otated text

Once I already shared this solution on the birdsite, but this time I’m going to write a bit more on it.

The task is to get the text rotated by 90 degrees.

The problem: it’s widely known that when you use transform, the block behaves similar to the position:relative — its place in the flow is not changed after the transformation, so the change is only visual.

However, rather often you’ll need to rotate the block in a way the flow would change either. Like if we’d want to put some rotated blocks in a row, or if we’d want to have vertical headers in tables — in those cases we would need the height of the block to be its width after the rotate and vice versa.

I managed to make this work with one assumption — we would need to know the height of the rotated element. In such case the solution would be rather simple:

  1. We would need to have an extra element. HTML for each block would be like this:

    <span class="rotated-text">
        <span class="rotated-text__inner">
            Rotated foo
  2. Wrapper would get those styles:

    .rotated-text {
        display: inline-block;
        overflow: hidden;
        width: 1.5em;
        line-height: 1.5;

    Here we make our element to be inline-block (that’s not critical, the block display would work too, but inline-block is often handier), then we remove all the extra things using overflow (we would need this later) and set the width to the current elements’ height — the mentioned assumption (and line-height is placed here as an example of what defines the blocks’ height).

  3. Then we make the inner element to be inline-block too, so its width would be collapsed to its content. After this we make it have white-space:nowrap, so nothing would wrap (because of the fixed width in the previous step), and then we actually rotate the block from the left top corner using transform-origin (for readability the transform properties are given without proper prefixes):

    .rotated-text__inner {
        display: inline-block;
        white-space: nowrap;
        transform: translate(0,100%) rotate(-90deg);
        transform-origin: 0 0;
  4. And now the key part of my solution: we need to make this inner element to be square — this would make the resulting element to have the height of its width, and the width would be equal to the assumed height on the wrapper. So, to make an element squarish we use this trick:

    .rotated-text__inner:after {
        content: "";
        float: left;
        margin-top: 100%;

    Not that hard, but not a lot of people remember that top and bottom paddings and margins set in percents are using the width of the parent element, not its height. This behavior is not widely used, but here is a case where it’s useful at last.

So, in the end we got a square element, whose width is hidden by the overflow on wrapper and this element could be used in any context, so it would be affected by text-align or vertical-align. It is rather “fair” rotated block.

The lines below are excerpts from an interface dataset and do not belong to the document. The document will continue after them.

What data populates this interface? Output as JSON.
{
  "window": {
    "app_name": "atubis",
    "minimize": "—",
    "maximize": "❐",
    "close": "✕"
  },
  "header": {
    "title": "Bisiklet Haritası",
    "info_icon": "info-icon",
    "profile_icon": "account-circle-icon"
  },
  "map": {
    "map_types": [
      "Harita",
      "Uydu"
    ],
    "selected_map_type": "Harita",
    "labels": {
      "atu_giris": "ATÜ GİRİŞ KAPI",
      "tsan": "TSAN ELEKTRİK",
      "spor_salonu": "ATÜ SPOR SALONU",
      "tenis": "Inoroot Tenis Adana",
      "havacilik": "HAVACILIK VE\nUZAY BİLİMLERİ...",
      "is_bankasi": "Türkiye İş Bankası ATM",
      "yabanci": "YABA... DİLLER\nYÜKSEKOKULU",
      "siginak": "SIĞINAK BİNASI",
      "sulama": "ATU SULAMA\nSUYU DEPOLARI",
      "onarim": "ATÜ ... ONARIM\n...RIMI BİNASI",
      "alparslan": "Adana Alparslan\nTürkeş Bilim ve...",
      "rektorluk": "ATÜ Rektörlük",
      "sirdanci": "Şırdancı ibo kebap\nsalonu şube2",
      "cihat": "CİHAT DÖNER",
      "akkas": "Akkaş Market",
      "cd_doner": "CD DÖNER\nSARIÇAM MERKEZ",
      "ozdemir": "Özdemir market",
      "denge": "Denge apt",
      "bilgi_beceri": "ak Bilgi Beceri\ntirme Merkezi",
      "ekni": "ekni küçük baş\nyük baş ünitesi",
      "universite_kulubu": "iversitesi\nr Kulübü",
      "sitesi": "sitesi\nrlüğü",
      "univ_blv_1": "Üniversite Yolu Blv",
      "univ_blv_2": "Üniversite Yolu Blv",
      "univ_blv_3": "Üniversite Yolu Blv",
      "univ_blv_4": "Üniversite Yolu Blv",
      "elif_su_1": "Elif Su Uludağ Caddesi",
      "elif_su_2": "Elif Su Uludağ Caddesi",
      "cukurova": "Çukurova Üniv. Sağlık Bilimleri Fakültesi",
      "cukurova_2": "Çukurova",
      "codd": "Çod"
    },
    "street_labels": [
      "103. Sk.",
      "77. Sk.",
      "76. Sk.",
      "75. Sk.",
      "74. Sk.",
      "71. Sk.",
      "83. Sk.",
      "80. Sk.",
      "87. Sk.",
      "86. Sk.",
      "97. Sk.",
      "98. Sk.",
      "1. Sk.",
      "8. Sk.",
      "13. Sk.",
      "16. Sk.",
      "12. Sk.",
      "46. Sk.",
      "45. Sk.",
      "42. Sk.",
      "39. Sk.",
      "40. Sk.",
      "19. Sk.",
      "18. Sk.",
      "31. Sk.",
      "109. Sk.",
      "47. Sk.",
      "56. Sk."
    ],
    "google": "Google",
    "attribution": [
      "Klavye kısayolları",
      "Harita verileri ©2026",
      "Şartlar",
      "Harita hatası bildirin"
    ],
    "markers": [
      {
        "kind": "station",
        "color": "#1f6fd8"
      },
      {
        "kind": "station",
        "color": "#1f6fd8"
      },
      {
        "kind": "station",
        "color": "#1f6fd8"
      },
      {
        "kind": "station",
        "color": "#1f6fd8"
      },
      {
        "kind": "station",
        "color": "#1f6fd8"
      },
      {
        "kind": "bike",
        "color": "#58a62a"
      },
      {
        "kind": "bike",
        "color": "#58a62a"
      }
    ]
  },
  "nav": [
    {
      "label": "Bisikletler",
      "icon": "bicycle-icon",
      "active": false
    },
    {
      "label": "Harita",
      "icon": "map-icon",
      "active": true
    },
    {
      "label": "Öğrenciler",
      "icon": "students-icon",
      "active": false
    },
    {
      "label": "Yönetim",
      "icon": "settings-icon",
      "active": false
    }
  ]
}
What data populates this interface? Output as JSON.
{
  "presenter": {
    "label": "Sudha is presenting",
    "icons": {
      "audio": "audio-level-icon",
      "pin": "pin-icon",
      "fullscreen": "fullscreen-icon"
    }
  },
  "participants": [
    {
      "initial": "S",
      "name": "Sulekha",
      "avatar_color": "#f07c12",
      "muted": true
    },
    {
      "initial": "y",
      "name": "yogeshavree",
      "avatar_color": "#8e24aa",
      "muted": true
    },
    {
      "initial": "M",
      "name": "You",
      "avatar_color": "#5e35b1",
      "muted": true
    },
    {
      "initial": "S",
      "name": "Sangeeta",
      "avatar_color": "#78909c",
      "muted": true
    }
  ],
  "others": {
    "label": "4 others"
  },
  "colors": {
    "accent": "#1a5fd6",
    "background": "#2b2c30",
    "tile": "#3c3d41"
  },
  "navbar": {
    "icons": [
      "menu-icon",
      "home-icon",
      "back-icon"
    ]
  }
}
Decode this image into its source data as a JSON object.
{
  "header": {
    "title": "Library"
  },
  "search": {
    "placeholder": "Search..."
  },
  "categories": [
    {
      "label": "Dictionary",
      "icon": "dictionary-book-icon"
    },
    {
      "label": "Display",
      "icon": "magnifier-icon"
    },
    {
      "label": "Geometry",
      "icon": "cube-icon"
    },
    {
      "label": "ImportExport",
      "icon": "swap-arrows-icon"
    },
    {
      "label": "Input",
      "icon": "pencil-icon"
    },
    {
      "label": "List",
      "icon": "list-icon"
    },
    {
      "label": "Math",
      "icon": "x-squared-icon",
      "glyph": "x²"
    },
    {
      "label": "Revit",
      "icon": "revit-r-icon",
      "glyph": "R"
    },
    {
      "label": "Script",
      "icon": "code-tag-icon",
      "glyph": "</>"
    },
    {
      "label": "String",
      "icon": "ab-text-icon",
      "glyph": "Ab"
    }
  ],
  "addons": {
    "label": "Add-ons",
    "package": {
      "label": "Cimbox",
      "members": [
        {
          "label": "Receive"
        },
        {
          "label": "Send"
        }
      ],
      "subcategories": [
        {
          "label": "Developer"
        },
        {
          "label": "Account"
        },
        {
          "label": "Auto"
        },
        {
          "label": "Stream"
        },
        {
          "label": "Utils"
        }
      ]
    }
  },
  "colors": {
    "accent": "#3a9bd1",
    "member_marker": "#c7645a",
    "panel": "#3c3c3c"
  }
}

And just some basic examples of usage:

able headers

An obvious example — compact table headers what don’t take that much of horizontal space:

First th Some cell And another
Second th 12 12314
Third th 12 12314
First th The Second th Third th
2 4 42
12 4 234
13 100 0


As all the rotated blocks have fair place in a flow, you could arrange them in a row so they won’t overlap each other and the height of the whole row would be equal to the “highest” of them:

So, that’s it.

Once again: we need to know the initial height of the rotated block, so if we’d need to rotate multiline blocks, we’d need to change their resulting width accordingly.

Also, this method could work in IE — by adding matrix filter and converting a pseudo-element to an actual one — but I’m lazy enough to do this. But if you’d like, you could try and make it by yourself :)

Let me know what you think about this article on Mastodon!